Why Preparation for Natural Disasters Is Essential
The first step in surviving natural disasters begins before the event occurs. Prior to an evacuation order, put your insurance documentation and other important papers, as well as medicines and irreplaceable items, into a weatherproof container. Second, develop a plan for the care of your pets and anyone with mobility issues.
Third, stock up on non-perishable foods and drinkable water in your household. The food and water will be useful when you return to your home after an evacuation, since local stores may be closed or their inventory may be sold out.
Evacuate When Authorities Give You the Order
In the case of major weather events such as hurricanes, there are often several days of advanced warning. However, it is best to avoid waiting until the last minute to evacuate your home.

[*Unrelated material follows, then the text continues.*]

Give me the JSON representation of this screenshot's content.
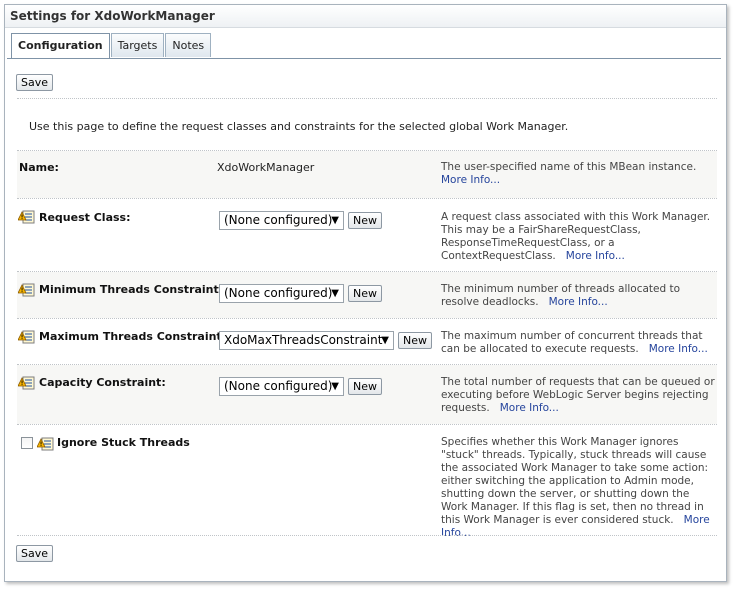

Once a community is identified as being under threat from a natural disaster, stores sell out of many items, including non-perishable foods and water. Similarly, gas stations quickly sell out of fuel.
During an evacuation, routes quickly fill up and traffic jams occur. Unfortunately, it is not uncommon for community residents to wait until the last minute to evacuate. By then, it becomes unsafe to evacuate because of the close proximity of a hurricane, flood, or wildfire, and you are much more likely to become a victim.
In fact, 20 natural disasters in 2021 accounted for $145 billion in damages in the U.S., according to CNBC. CNBC also notes that about 688 people died in these natural disasters.
Staying Safe During the Disaster
As hurricanes, fires or other threats approach, do everything possible to stay safe. You might need to go to an emergency shelter or combine your resources with neighbors.
As soon as the danger is over, check that your family and friends are safe and then assess the damage to your home. Be very careful because natural disasters can cause hidden dangers.
For example, electrical lines will be down after a hurricane and venturing into floodwater could result in drowning. In homes that experienced severe damage, the structure of the roof or other part of a home could be weakened, collapse, and crush you.
Document Any Damage
Ideally, it is best to take photographs of the damage that natural disasters create as soon as it is safe to do so. Pictures will be helpful when you file an insurance claim because images can help explain how household damages occurred.
In addition to photos and written documentation, do what you can safely do to mitigate further damage and contact emergency remediation services for household repairs as soon as possible. When you deal with insurance, be fully honest, provide all of the documentation you have of the damage, and answer all of the insurance adjuster’s questions.
Use the Services FEMA Provides
Following natural disasters, be sure to take advantage of emergency support services offered by organizations such as the Federal Emergency Management Agency (FEMA). FEMA personnel can assist you with putting a tarp over a roof to prevent further damage (FEMA funds a program called Operation Blue Roof run by the Army Corps of Engineers), obtaining non-perishable food and other services.
Lessen Your Stress by Properly Preparing for Natural Disasters
Surviving natural disasters, their aftermath and the high stress they cause is possible. However, preparation and understanding what community resources are available to you is essential for a faster recovery.